Diagnostic audiologic evaluations provide consise hearing threshold measurements and may be indicated for individuals who did not pass an initial hearing screening or if your hearing needs to be further examined.
The evaluation is done to expose an undetected hearing loss and detail the type and severity of the hearing loss. It allows Dr. Jarrell to determine the cause of that hearing loss as well as provide guidance in making appropriate treatment recommendations.
Before your hearing examination, a complete medical history will be collected. Dr. Jarrell will want to hear about any complaints you have about your hearing. We pay special attention to any concerns you have about exposure to noise, tinnitus and balance problems, illness or injury etc. With the use of a special instrument, known as an otoscope, she’ll inspect your outer ear to take a close look inside your ear and figure out whether the hearing difficulties you are having result from an obtruction or damnage to your ear canal or eardrum.

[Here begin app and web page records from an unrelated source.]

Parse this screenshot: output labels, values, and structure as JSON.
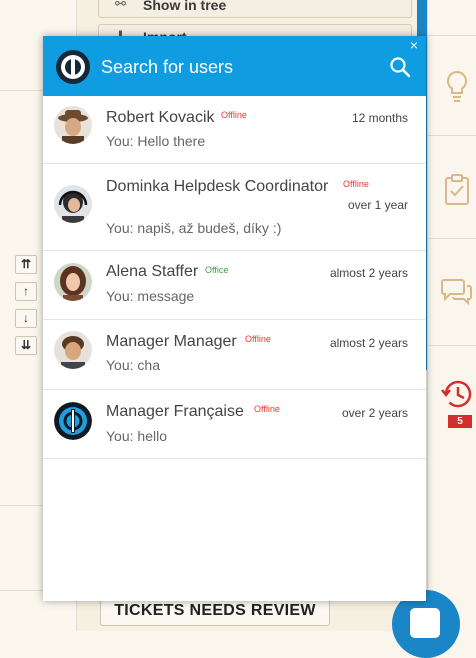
{
  "background": {
    "buttons": [
      {
        "label": "Show in tree",
        "icon": "tree-icon"
      },
      {
        "label": "Import",
        "icon": "import-icon"
      }
    ],
    "sort_buttons": [
      "⇈",
      "↑",
      "↓",
      "⇊"
    ],
    "tickets_button": "TICKETS NEEDS REVIEW",
    "history_badge": "5"
  },
  "popup": {
    "search_placeholder": "Search for users",
    "close_label": "×",
    "users": [
      {
        "name": "Robert Kovacik",
        "status": "Offline",
        "time": "12 months",
        "message": "You: Hello there",
        "avatar": "hat-person"
      },
      {
        "name": "Dominka Helpdesk Coordinator",
        "status": "Offline",
        "time": "over 1 year",
        "message": "You: napiš, až budeš, díky :)",
        "avatar": "headset-person"
      },
      {
        "name": "Alena Staffer",
        "status": "Office",
        "time": "almost 2 years",
        "message": "You: message",
        "avatar": "woman"
      },
      {
        "name": "Manager Manager",
        "status": "Offline",
        "time": "almost 2 years",
        "message": "You: cha",
        "avatar": "man"
      },
      {
        "name": "Manager Française",
        "status": "Offline",
        "time": "over 2 years",
        "message": "You: hello",
        "avatar": "logo"
      }
    ]
  },
  "colors": {
    "header": "#0f9ce0",
    "offline": "#e53935",
    "online": "#43a047",
    "accent_blue": "#1b86c7"
  }
}
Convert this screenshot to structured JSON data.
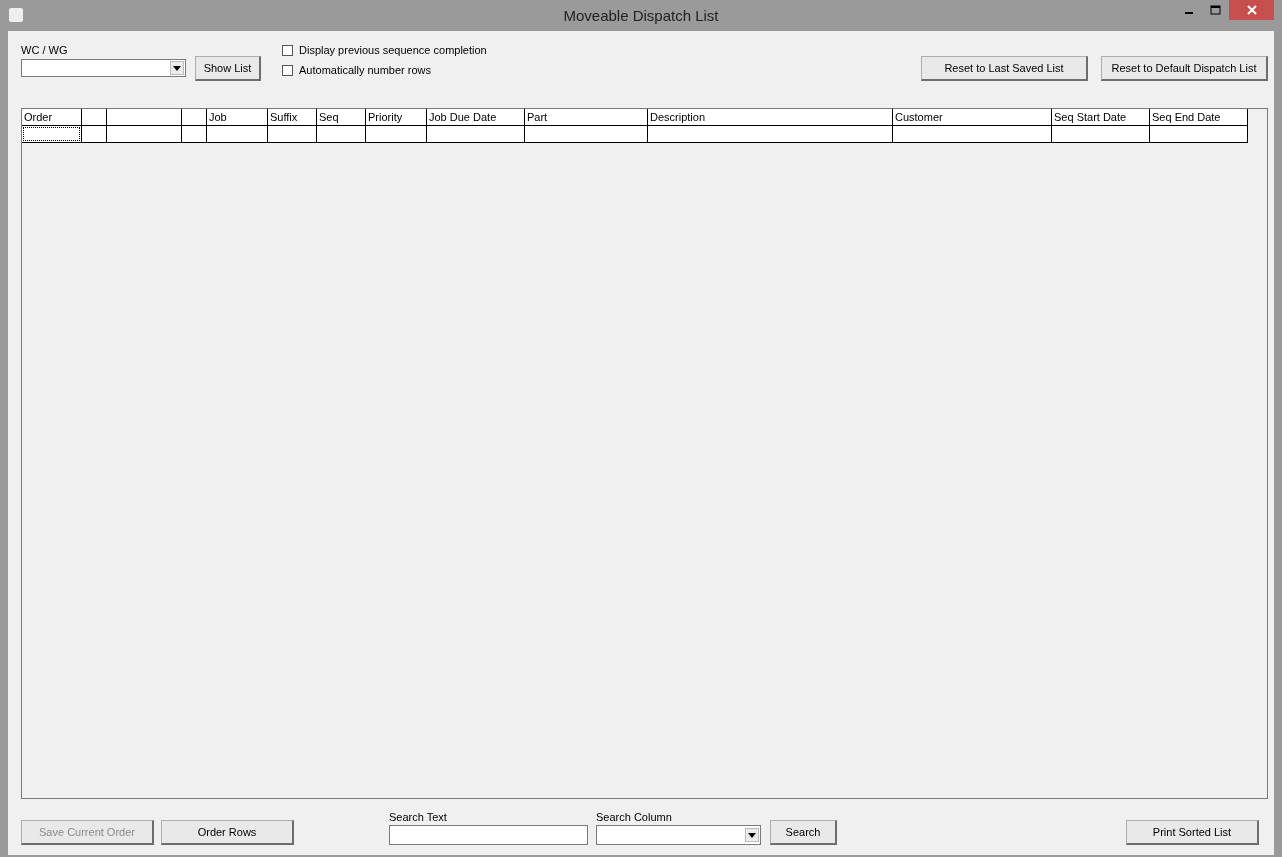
{
  "window": {
    "title": "Moveable Dispatch List"
  },
  "toolbar": {
    "wc_label": "WC / WG",
    "show_list": "Show List",
    "checkboxes": [
      {
        "label": "Display previous sequence completion",
        "checked": false
      },
      {
        "label": "Automatically number rows",
        "checked": false
      }
    ],
    "buttons": [
      {
        "label": "Reset to Last Saved List",
        "disabled": false
      },
      {
        "label": "Reset to Default Dispatch List",
        "disabled": false
      }
    ]
  },
  "table": {
    "columns": [
      {
        "kind": "text",
        "label": "Order"
      },
      {
        "kind": "blank"
      },
      {
        "kind": "blank"
      },
      {
        "kind": "blank"
      },
      {
        "kind": "text",
        "label": "Job"
      },
      {
        "kind": "text",
        "label": "Suffix"
      },
      {
        "kind": "text",
        "label": "Seq"
      },
      {
        "kind": "text",
        "label": "Priority"
      },
      {
        "kind": "text",
        "label": "Job Due Date"
      },
      {
        "kind": "text",
        "label": "Part"
      },
      {
        "kind": "text",
        "label": "Description"
      },
      {
        "kind": "text",
        "label": "Customer"
      },
      {
        "kind": "text",
        "label": "Seq Start Date"
      },
      {
        "kind": "text",
        "label": "Seq End Date"
      }
    ],
    "rows": [
      {
        "cells": [
          {
            "focused": true
          },
          {
            "focused": false
          },
          {
            "focused": false
          },
          {
            "focused": false
          },
          {
            "focused": false
          },
          {
            "focused": false
          },
          {
            "focused": false
          },
          {
            "focused": false
          },
          {
            "focused": false
          },
          {
            "focused": false
          },
          {
            "focused": false
          },
          {
            "focused": false
          },
          {
            "focused": false
          },
          {
            "focused": false
          }
        ]
      }
    ]
  },
  "footer": {
    "left_buttons": [
      {
        "label": "Save Current Order",
        "disabled": true
      },
      {
        "label": "Order Rows",
        "disabled": false
      }
    ],
    "search_text_label": "Search Text",
    "search_column_label": "Search Column",
    "search_button": "Search",
    "print_button": "Print Sorted List"
  }
}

Hearing testing is then completed inside our soundproof booth, followed up with a disucsion to interprate your results and any recommended treatment options.
What tests can I expect?
The specific tests we will complete during an evaluation will depend on the patient’s age, symptoms and medical history. These various tests will determine the degree of hearing loss, the type of hearing loss and the conditions of the ear canal and middle ear. Dr. Jarrell will also establish if the hearing loss is conductive (middle or outer ear problem) or sensorineural (inner ear problem or an issue with the auditory nerve and central auditory pathways).
At a minimum, a diagnostic audiologic evaluation includes pure-tone testing, bone conduction testing and speech testing.
Pure-tone and bone conduction testing
Pure-tone testing determines the quietest tones that a person can hear at different frequencies, both low and high. Bone conduction testing is similar to pure-tone, however, a different type of headset is used to provide the audiologist with different information. A bone conduction test will help the audiologist determine whether the loss is conductive in nature or sensorineural.
A speech reception threshold (SRT) test is used to confirm the results of a pure-tone test. This test determines the lowest level of sound the patient can clearly identify words or speech.
QuickSIN testing is a speech-in-noise test that quickly and easily measures the ability to hear in noise. Speech understanding in noise cannot be reliably predicted from the pure tone audiogram or other standard audiometric tests.
The audiologist may also perform otoscopy (physical examination of the outer ear and, ear canal and eardrum) and tympanometry (test of the middle ear) to determine the health of the ear canal and the middle ear.
Specialized tests exist for infants and young children, as well as children and adults with developmental and cognitive impairments. These more-specialized tests allow the audiologist to test the auditory system when the patient is not able to actively participate in the tests or evaluation.
How can I get the most out of my hearing evaluation?
The evaluation will last about 30-40 minutes in length. We allow 60 minutes to ensure ample time for discussion with Dr. Jarrell to review test results and ask questions. If the results indicate you need hearing aids, you will have sufficient time to discuss your options.
It is recommended that you bring a family member with you to the evaluation appointment. Most audiologists agree that hearing loss is a family issue. It helps to have another supportive person at your appointment to help you understand the information and recommendations.
Diagnostic audiologic evaluations are a great chance to establish a relationship with your audiologist. Above all, don’t be afraid to ask us questions! You will want to be clear on any information you receive so that you can be an active participant in finding hearing solutions that work best for you and your lifestyle.